(Saved data entries)
····················
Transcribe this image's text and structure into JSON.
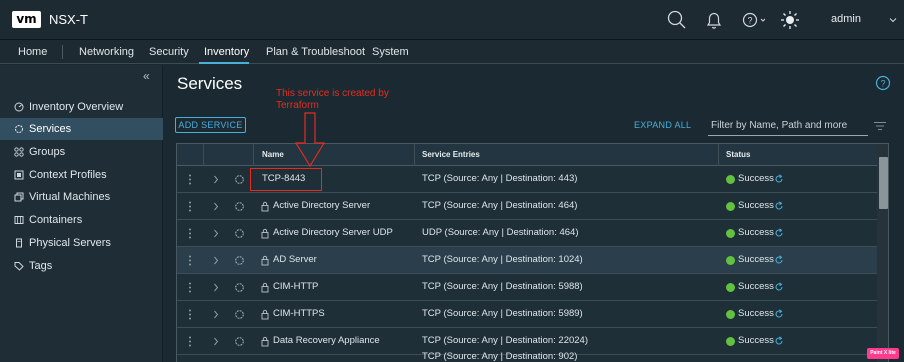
{
  "app": {
    "logo": "vm",
    "title": "NSX-T",
    "user": "admin"
  },
  "nav": {
    "items": [
      "Home",
      "Networking",
      "Security",
      "Inventory",
      "Plan & Troubleshoot",
      "System"
    ],
    "active": "Inventory"
  },
  "sidebar": {
    "collapse_glyph": "«",
    "items": [
      {
        "label": "Inventory Overview",
        "icon": "dashboard-icon"
      },
      {
        "label": "Services",
        "icon": "services-icon",
        "active": true
      },
      {
        "label": "Groups",
        "icon": "groups-icon"
      },
      {
        "label": "Context Profiles",
        "icon": "context-profiles-icon"
      },
      {
        "label": "Virtual Machines",
        "icon": "virtual-machines-icon"
      },
      {
        "label": "Containers",
        "icon": "containers-icon"
      },
      {
        "label": "Physical Servers",
        "icon": "physical-servers-icon"
      },
      {
        "label": "Tags",
        "icon": "tag-icon"
      }
    ]
  },
  "main": {
    "title": "Services",
    "annotation": "This service is created by Terraform",
    "add_button": "ADD SERVICE",
    "expand_all": "EXPAND ALL",
    "filter_placeholder": "Filter by Name, Path and more",
    "columns": {
      "name": "Name",
      "entries": "Service Entries",
      "status": "Status"
    },
    "rows": [
      {
        "name": "TCP-8443",
        "locked": false,
        "entries": [
          "TCP (Source: Any | Destination: 443)"
        ],
        "status": "Success",
        "highlight": false
      },
      {
        "name": "Active Directory Server",
        "locked": true,
        "entries": [
          "TCP (Source: Any | Destination: 464)"
        ],
        "status": "Success",
        "highlight": false
      },
      {
        "name": "Active Directory Server UDP",
        "locked": true,
        "entries": [
          "UDP (Source: Any | Destination: 464)"
        ],
        "status": "Success",
        "highlight": false
      },
      {
        "name": "AD Server",
        "locked": true,
        "entries": [
          "TCP (Source: Any | Destination: 1024)"
        ],
        "status": "Success",
        "highlight": true
      },
      {
        "name": "CIM-HTTP",
        "locked": true,
        "entries": [
          "TCP (Source: Any | Destination: 5988)"
        ],
        "status": "Success",
        "highlight": false
      },
      {
        "name": "CIM-HTTPS",
        "locked": true,
        "entries": [
          "TCP (Source: Any | Destination: 5989)"
        ],
        "status": "Success",
        "highlight": false
      },
      {
        "name": "Data Recovery Appliance",
        "locked": true,
        "entries": [
          "TCP (Source: Any | Destination: 22024)",
          "TCP (Source: Any | Destination: 902)"
        ],
        "status": "Success",
        "highlight": false
      }
    ]
  },
  "colors": {
    "accent": "#49afd9",
    "success": "#62c23f",
    "annotation": "#e62b1e",
    "background": "#1b2a32"
  },
  "badge": "Paint X lite"
}
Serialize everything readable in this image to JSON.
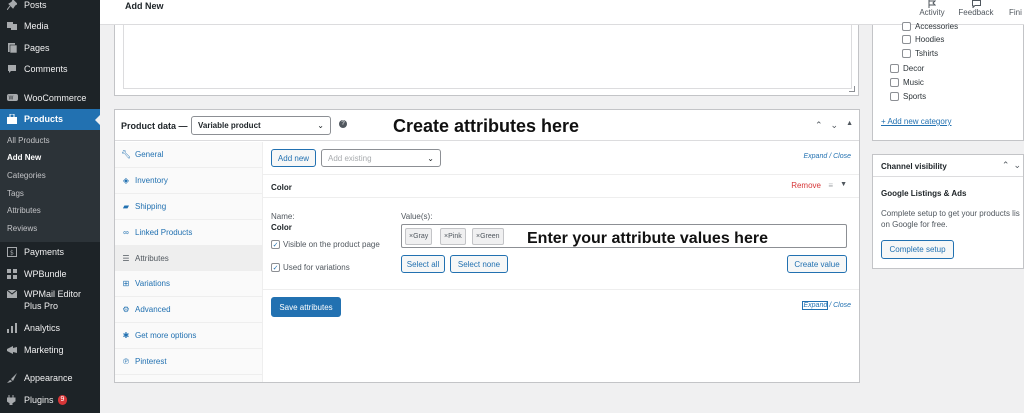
{
  "sidebar": {
    "items": [
      {
        "icon": "pin-icon",
        "label": "Posts"
      },
      {
        "icon": "media-icon",
        "label": "Media"
      },
      {
        "icon": "pages-icon",
        "label": "Pages"
      },
      {
        "icon": "comments-icon",
        "label": "Comments"
      },
      {
        "icon": "woo-icon",
        "label": "WooCommerce"
      },
      {
        "icon": "products-icon",
        "label": "Products"
      }
    ],
    "submenu": [
      "All Products",
      "Add New",
      "Categories",
      "Tags",
      "Attributes",
      "Reviews"
    ],
    "items_after": [
      {
        "icon": "payments-icon",
        "label": "Payments"
      },
      {
        "icon": "grid-icon",
        "label": "WPBundle"
      },
      {
        "icon": "mail-icon",
        "label": "WPMail Editor Plus Pro"
      },
      {
        "icon": "analytics-icon",
        "label": "Analytics"
      },
      {
        "icon": "megaphone-icon",
        "label": "Marketing"
      },
      {
        "icon": "brush-icon",
        "label": "Appearance"
      },
      {
        "icon": "plugin-icon",
        "label": "Plugins",
        "badge": "9"
      }
    ]
  },
  "topbar": {
    "title": "Add New",
    "activity": "Activity",
    "feedback": "Feedback",
    "finish": "Fini"
  },
  "product_data": {
    "label": "Product data —",
    "type_select": "Variable product",
    "help": "?",
    "annotation_top": "Create attributes here",
    "annotation_values": "Enter your attribute values here",
    "tabs": [
      {
        "icon": "wrench-icon",
        "label": "General"
      },
      {
        "icon": "tag-icon",
        "label": "Inventory"
      },
      {
        "icon": "truck-icon",
        "label": "Shipping"
      },
      {
        "icon": "link-icon",
        "label": "Linked Products"
      },
      {
        "icon": "list-icon",
        "label": "Attributes"
      },
      {
        "icon": "grid-icon",
        "label": "Variations"
      },
      {
        "icon": "gear-icon",
        "label": "Advanced"
      },
      {
        "icon": "plug-icon",
        "label": "Get more options"
      },
      {
        "icon": "pinterest-icon",
        "label": "Pinterest"
      }
    ],
    "add_new": "Add new",
    "add_existing_placeholder": "Add existing",
    "expand": "Expand",
    "close": "Close",
    "expand_close_sep": "/",
    "attribute": {
      "name": "Color",
      "remove": "Remove",
      "name_label": "Name:",
      "name_value": "Color",
      "visible_label": "Visible on the product page",
      "variations_label": "Used for variations",
      "values_label": "Value(s):",
      "values": [
        "Gray",
        "Pink",
        "Green"
      ],
      "select_all": "Select all",
      "select_none": "Select none",
      "create_value": "Create value"
    },
    "save": "Save attributes"
  },
  "categories": {
    "items": [
      {
        "label": "Accessories",
        "indent": true
      },
      {
        "label": "Hoodies",
        "indent": true
      },
      {
        "label": "Tshirts",
        "indent": true
      },
      {
        "label": "Decor",
        "indent": false
      },
      {
        "label": "Music",
        "indent": false
      },
      {
        "label": "Sports",
        "indent": false
      }
    ],
    "add_new": "+ Add new category"
  },
  "channel": {
    "title": "Channel visibility",
    "subtitle": "Google Listings & Ads",
    "text_line1": "Complete setup to get your products lis",
    "text_line2": "on Google for free.",
    "button": "Complete setup"
  },
  "colors": {
    "sidebar_bg": "#1d2327",
    "accent": "#2271b1",
    "remove": "#d63638"
  }
}
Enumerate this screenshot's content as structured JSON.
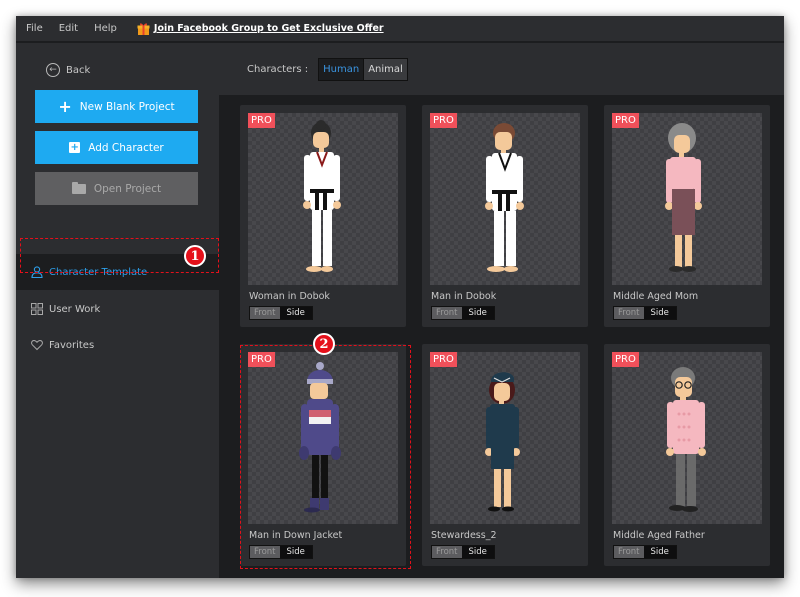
{
  "menubar": {
    "items": [
      "File",
      "Edit",
      "Help"
    ],
    "promo_icon": "gift-icon",
    "promo_text": "Join Facebook Group to Get Exclusive Offer"
  },
  "sidebar": {
    "back_label": "Back",
    "buttons": [
      {
        "label": "New Blank Project",
        "icon": "plus-icon",
        "state": "enabled"
      },
      {
        "label": "Add Character",
        "icon": "add-character-icon",
        "state": "enabled"
      },
      {
        "label": "Open Project",
        "icon": "folder-icon",
        "state": "disabled"
      }
    ],
    "nav": [
      {
        "label": "Character Template",
        "icon": "user-icon",
        "active": true
      },
      {
        "label": "User Work",
        "icon": "grid-icon",
        "active": false
      },
      {
        "label": "Favorites",
        "icon": "heart-icon",
        "active": false
      }
    ]
  },
  "filter": {
    "label": "Characters :",
    "options": [
      "Human",
      "Animal"
    ],
    "selected": "Human"
  },
  "cards": [
    {
      "name": "Woman in Dobok",
      "badge": "PRO",
      "front": "Front",
      "side": "Side"
    },
    {
      "name": "Man in Dobok",
      "badge": "PRO",
      "front": "Front",
      "side": "Side"
    },
    {
      "name": "Middle Aged Mom",
      "badge": "PRO",
      "front": "Front",
      "side": "Side"
    },
    {
      "name": "Man in Down Jacket",
      "badge": "PRO",
      "front": "Front",
      "side": "Side"
    },
    {
      "name": "Stewardess_2",
      "badge": "PRO",
      "front": "Front",
      "side": "Side"
    },
    {
      "name": "Middle Aged Father",
      "badge": "PRO",
      "front": "Front",
      "side": "Side"
    }
  ],
  "annotations": [
    {
      "number": "1",
      "target": "Character Template"
    },
    {
      "number": "2",
      "target": "Man in Down Jacket"
    }
  ],
  "colors": {
    "accent_blue": "#1eaaf1",
    "active_nav_text": "#2d9ee8",
    "pro_badge": "#f0505a",
    "annotation_red": "#e5101b",
    "window_bg": "#1c1d1f",
    "panel_bg": "#2c2d30"
  }
}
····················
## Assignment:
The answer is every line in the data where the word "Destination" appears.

## Task result:
          "TCP (Source: Any | Destination: 443)"
          "TCP (Source: Any | Destination: 464)"
          "UDP (Source: Any | Destination: 464)"
          "TCP (Source: Any | Destination: 1024)"
          "TCP (Source: Any | Destination: 5988)"
          "TCP (Source: Any | Destination: 5989)"
          "TCP (Source: Any | Destination: 22024)",
          "TCP (Source: Any | Destination: 902)"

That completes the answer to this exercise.